**What this task involves**
Give only the count of lines that contain "panel" in the material.

**Data under study**
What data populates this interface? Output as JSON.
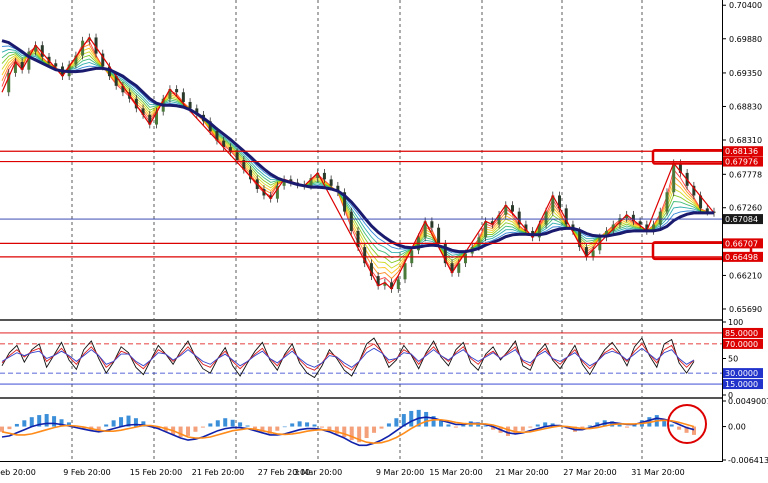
{
  "chart_data": [
    {
      "type": "line",
      "panel": "price",
      "y_ticks": [
        "0.70400",
        "0.69880",
        "0.69350",
        "0.68830",
        "0.68310",
        "0.67778",
        "0.67260",
        "0.66730",
        "0.66210",
        "0.65690"
      ],
      "ylim": [
        0.6555,
        0.7045
      ],
      "x_ticks": [
        "eb 20:00",
        "9 Feb 20:00",
        "15 Feb 20:00",
        "21 Feb 20:00",
        "27 Feb 20:00",
        "3 Mar 20:00",
        "9 Mar 20:00",
        "15 Mar 20:00",
        "21 Mar 20:00",
        "27 Mar 20:00",
        "31 Mar 20:00"
      ],
      "price_series": [
        0.6905,
        0.6935,
        0.6952,
        0.694,
        0.6968,
        0.6978,
        0.696,
        0.695,
        0.6945,
        0.693,
        0.6948,
        0.6962,
        0.6985,
        0.699,
        0.6965,
        0.6945,
        0.693,
        0.6915,
        0.6905,
        0.6895,
        0.688,
        0.687,
        0.6855,
        0.6875,
        0.6895,
        0.691,
        0.6905,
        0.689,
        0.688,
        0.687,
        0.686,
        0.6845,
        0.683,
        0.682,
        0.6812,
        0.68,
        0.6785,
        0.677,
        0.6755,
        0.6745,
        0.674,
        0.676,
        0.677,
        0.6765,
        0.6762,
        0.676,
        0.6772,
        0.678,
        0.677,
        0.676,
        0.675,
        0.672,
        0.669,
        0.6665,
        0.664,
        0.662,
        0.6605,
        0.661,
        0.66,
        0.6615,
        0.664,
        0.666,
        0.668,
        0.6705,
        0.6695,
        0.667,
        0.664,
        0.6625,
        0.664,
        0.6655,
        0.6665,
        0.668,
        0.6705,
        0.67,
        0.6715,
        0.673,
        0.672,
        0.67,
        0.669,
        0.668,
        0.67,
        0.672,
        0.6745,
        0.6725,
        0.67,
        0.669,
        0.6665,
        0.665,
        0.666,
        0.668,
        0.669,
        0.67,
        0.671,
        0.6715,
        0.6705,
        0.67,
        0.669,
        0.67,
        0.672,
        0.675,
        0.6795,
        0.678,
        0.676,
        0.6745,
        0.6725,
        0.672,
        0.6718
      ],
      "ma_series": [
        {
          "name": "",
          "color": "#1a1a6e",
          "values": [
            0.6985,
            0.6982,
            0.6975,
            0.6968,
            0.696,
            0.6955,
            0.695,
            0.6945,
            0.694,
            0.6938,
            0.6937,
            0.6937,
            0.6938,
            0.694,
            0.6942,
            0.6942,
            0.694,
            0.6935,
            0.693,
            0.6922,
            0.6915,
            0.6905,
            0.6895,
            0.6888,
            0.6885,
            0.6885,
            0.6884,
            0.6882,
            0.6878,
            0.6872,
            0.6865,
            0.6857,
            0.6848,
            0.684,
            0.6832,
            0.6823,
            0.6814,
            0.6805,
            0.6795,
            0.6786,
            0.6778,
            0.6772,
            0.6768,
            0.6765,
            0.6762,
            0.676,
            0.6758,
            0.6758,
            0.6757,
            0.6755,
            0.6752,
            0.6745,
            0.6735,
            0.6723,
            0.671,
            0.6698,
            0.6688,
            0.668,
            0.6673,
            0.6668,
            0.6665,
            0.6664,
            0.6665,
            0.6667,
            0.6668,
            0.6667,
            0.6664,
            0.666,
            0.6658,
            0.6658,
            0.666,
            0.6663,
            0.6668,
            0.6672,
            0.6676,
            0.6681,
            0.6684,
            0.6685,
            0.6685,
            0.6684,
            0.6684,
            0.6686,
            0.669,
            0.6693,
            0.6694,
            0.6694,
            0.6691,
            0.6686,
            0.6683,
            0.6682,
            0.6682,
            0.6684,
            0.6686,
            0.6689,
            0.669,
            0.669,
            0.669,
            0.669,
            0.6692,
            0.6697,
            0.6706,
            0.6712,
            0.6716,
            0.6718,
            0.6718,
            0.6718,
            0.6718
          ]
        }
      ],
      "horizontal_levels": [
        {
          "value": 0.68136,
          "label": "0.68136",
          "color": "#dd0000"
        },
        {
          "value": 0.67976,
          "label": "0.67976",
          "color": "#dd0000"
        },
        {
          "value": 0.66707,
          "label": "0.66707",
          "color": "#dd0000"
        },
        {
          "value": 0.66498,
          "label": "0.66498",
          "color": "#dd0000"
        }
      ],
      "current_price": {
        "value": 0.67084,
        "label": "0.67084",
        "color": "#2233aa"
      }
    },
    {
      "type": "line",
      "panel": "oscillator",
      "y_ticks": [
        "100",
        "50",
        "0"
      ],
      "ylim": [
        0,
        100
      ],
      "levels": [
        {
          "value": 85,
          "label": "85.0000",
          "color": "#dd0000"
        },
        {
          "value": 70,
          "label": "70.0000",
          "color": "#dd0000"
        },
        {
          "value": 30,
          "label": "30.0000",
          "color": "#2233cc"
        },
        {
          "value": 15,
          "label": "15.0000",
          "color": "#2233cc"
        }
      ],
      "series": [
        {
          "name": "",
          "color": "#111111",
          "values": [
            40,
            58,
            68,
            45,
            62,
            70,
            38,
            55,
            72,
            48,
            35,
            62,
            74,
            50,
            30,
            45,
            66,
            58,
            38,
            28,
            48,
            68,
            56,
            42,
            60,
            74,
            52,
            36,
            30,
            50,
            65,
            40,
            26,
            44,
            60,
            72,
            48,
            34,
            56,
            70,
            44,
            30,
            24,
            40,
            62,
            50,
            34,
            26,
            46,
            70,
            78,
            60,
            38,
            48,
            68,
            55,
            36,
            58,
            74,
            52,
            40,
            62,
            72,
            44,
            34,
            56,
            66,
            48,
            60,
            74,
            40,
            34,
            58,
            70,
            48,
            36,
            52,
            68,
            42,
            28,
            46,
            62,
            72,
            58,
            40,
            66,
            78,
            54,
            38,
            70,
            76,
            44,
            30,
            46
          ]
        },
        {
          "name": "",
          "color": "#dd2222",
          "values": [
            44,
            54,
            62,
            52,
            60,
            64,
            46,
            54,
            64,
            52,
            42,
            56,
            66,
            54,
            38,
            46,
            60,
            56,
            44,
            36,
            48,
            62,
            56,
            46,
            56,
            66,
            54,
            42,
            38,
            50,
            60,
            46,
            36,
            46,
            56,
            64,
            50,
            40,
            54,
            64,
            48,
            38,
            34,
            44,
            58,
            52,
            40,
            34,
            46,
            64,
            70,
            60,
            44,
            50,
            62,
            56,
            42,
            56,
            66,
            54,
            46,
            58,
            66,
            50,
            42,
            54,
            60,
            50,
            58,
            66,
            46,
            40,
            56,
            64,
            50,
            42,
            52,
            62,
            46,
            36,
            46,
            58,
            64,
            56,
            46,
            60,
            70,
            56,
            44,
            62,
            68,
            48,
            38,
            48
          ]
        },
        {
          "name": "",
          "color": "#3344cc",
          "values": [
            46,
            52,
            58,
            54,
            58,
            60,
            50,
            54,
            60,
            54,
            46,
            54,
            62,
            54,
            42,
            46,
            56,
            56,
            46,
            40,
            48,
            58,
            56,
            48,
            54,
            62,
            54,
            46,
            42,
            50,
            56,
            48,
            40,
            46,
            54,
            60,
            50,
            44,
            52,
            60,
            50,
            42,
            38,
            44,
            54,
            52,
            44,
            38,
            46,
            58,
            64,
            58,
            48,
            50,
            58,
            56,
            46,
            54,
            62,
            54,
            48,
            56,
            62,
            52,
            46,
            52,
            58,
            50,
            56,
            62,
            48,
            44,
            54,
            60,
            50,
            46,
            52,
            58,
            48,
            40,
            46,
            56,
            60,
            56,
            48,
            56,
            64,
            56,
            48,
            58,
            62,
            50,
            42,
            48
          ]
        }
      ]
    },
    {
      "type": "bar",
      "panel": "macd",
      "y_ticks": [
        "0.0049007",
        "0.00",
        "-0.0064137"
      ],
      "ylim": [
        -0.0064137,
        0.0049007
      ],
      "histogram": [
        -0.001,
        -0.0005,
        0.0005,
        0.0012,
        0.0018,
        0.0022,
        0.0024,
        0.002,
        0.0014,
        0.0008,
        0.0002,
        -0.0004,
        -0.0008,
        -0.0006,
        0.0004,
        0.0012,
        0.0018,
        0.0021,
        0.0016,
        0.001,
        0.0003,
        -0.0004,
        -0.001,
        -0.0016,
        -0.002,
        -0.0018,
        -0.001,
        -0.0002,
        0.0006,
        0.0012,
        0.0016,
        0.0013,
        0.0008,
        0.0002,
        -0.0004,
        -0.001,
        -0.0014,
        -0.0008,
        0.0,
        0.0006,
        0.001,
        0.0008,
        0.0004,
        -0.0002,
        -0.0008,
        -0.0014,
        -0.002,
        -0.0026,
        -0.003,
        -0.0022,
        -0.0012,
        -0.0004,
        0.0006,
        0.0016,
        0.0024,
        0.003,
        0.0032,
        0.0028,
        0.002,
        0.0012,
        0.0004,
        -0.0002,
        0.0004,
        0.001,
        0.0008,
        0.0002,
        -0.0006,
        -0.0012,
        -0.0018,
        -0.0014,
        -0.0008,
        -0.0002,
        0.0004,
        0.0008,
        0.0006,
        0.0002,
        -0.0004,
        -0.001,
        -0.0006,
        0.0002,
        0.0008,
        0.0012,
        0.001,
        0.0004,
        -0.0002,
        0.0004,
        0.0012,
        0.0018,
        0.0022,
        0.0014,
        0.0004,
        -0.0006,
        -0.0012,
        -0.0016
      ],
      "series": [
        {
          "name": "",
          "color": "#1122aa",
          "values": [
            -0.002,
            -0.0018,
            -0.0012,
            -0.0006,
            0.0,
            0.0004,
            0.0006,
            0.0006,
            0.0004,
            0.0001,
            -0.0002,
            -0.0005,
            -0.0008,
            -0.001,
            -0.0008,
            -0.0004,
            0.0,
            0.0003,
            0.0004,
            0.0003,
            0.0,
            -0.0004,
            -0.001,
            -0.0016,
            -0.0022,
            -0.0026,
            -0.0024,
            -0.002,
            -0.0014,
            -0.0008,
            -0.0004,
            -0.0002,
            -0.0002,
            -0.0004,
            -0.0008,
            -0.0012,
            -0.0016,
            -0.0016,
            -0.0014,
            -0.001,
            -0.0006,
            -0.0004,
            -0.0004,
            -0.0006,
            -0.001,
            -0.0016,
            -0.0022,
            -0.003,
            -0.0036,
            -0.0036,
            -0.0032,
            -0.0026,
            -0.0018,
            -0.0008,
            0.0002,
            0.001,
            0.0016,
            0.0018,
            0.0016,
            0.0012,
            0.0008,
            0.0004,
            0.0004,
            0.0006,
            0.0006,
            0.0004,
            0.0,
            -0.0006,
            -0.0012,
            -0.0014,
            -0.0012,
            -0.0008,
            -0.0004,
            0.0,
            0.0002,
            0.0002,
            -0.0002,
            -0.0006,
            -0.0006,
            -0.0002,
            0.0002,
            0.0006,
            0.0008,
            0.0006,
            0.0004,
            0.0004,
            0.0008,
            0.0012,
            0.0016,
            0.0014,
            0.001,
            0.0004,
            -0.0002,
            -0.0006
          ]
        },
        {
          "name": "",
          "color": "#ff8c1a",
          "values": [
            -0.001,
            -0.0013,
            -0.0016,
            -0.0016,
            -0.0014,
            -0.001,
            -0.0006,
            -0.0002,
            0.0001,
            0.0002,
            0.0001,
            -0.0001,
            -0.0004,
            -0.0007,
            -0.0009,
            -0.0009,
            -0.0007,
            -0.0004,
            -0.0001,
            0.0002,
            0.0002,
            0.0,
            -0.0004,
            -0.0008,
            -0.0014,
            -0.002,
            -0.0022,
            -0.0022,
            -0.002,
            -0.0016,
            -0.0012,
            -0.0008,
            -0.0006,
            -0.0004,
            -0.0005,
            -0.0008,
            -0.0011,
            -0.0014,
            -0.0015,
            -0.0014,
            -0.0012,
            -0.0009,
            -0.0007,
            -0.0006,
            -0.0007,
            -0.001,
            -0.0014,
            -0.0019,
            -0.0025,
            -0.003,
            -0.0032,
            -0.0031,
            -0.0027,
            -0.0021,
            -0.0013,
            -0.0004,
            0.0004,
            0.001,
            0.0013,
            0.0013,
            0.0011,
            0.0008,
            0.0006,
            0.0005,
            0.0005,
            0.0005,
            0.0003,
            -0.0001,
            -0.0006,
            -0.001,
            -0.0011,
            -0.001,
            -0.0007,
            -0.0004,
            -0.0001,
            0.0001,
            0.0,
            -0.0002,
            -0.0004,
            -0.0004,
            -0.0002,
            0.0001,
            0.0004,
            0.0005,
            0.0005,
            0.0005,
            0.0006,
            0.0008,
            0.0011,
            0.0012,
            0.0011,
            0.0008,
            0.0004,
            0.0
          ]
        }
      ]
    }
  ]
}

**Response to this task**
3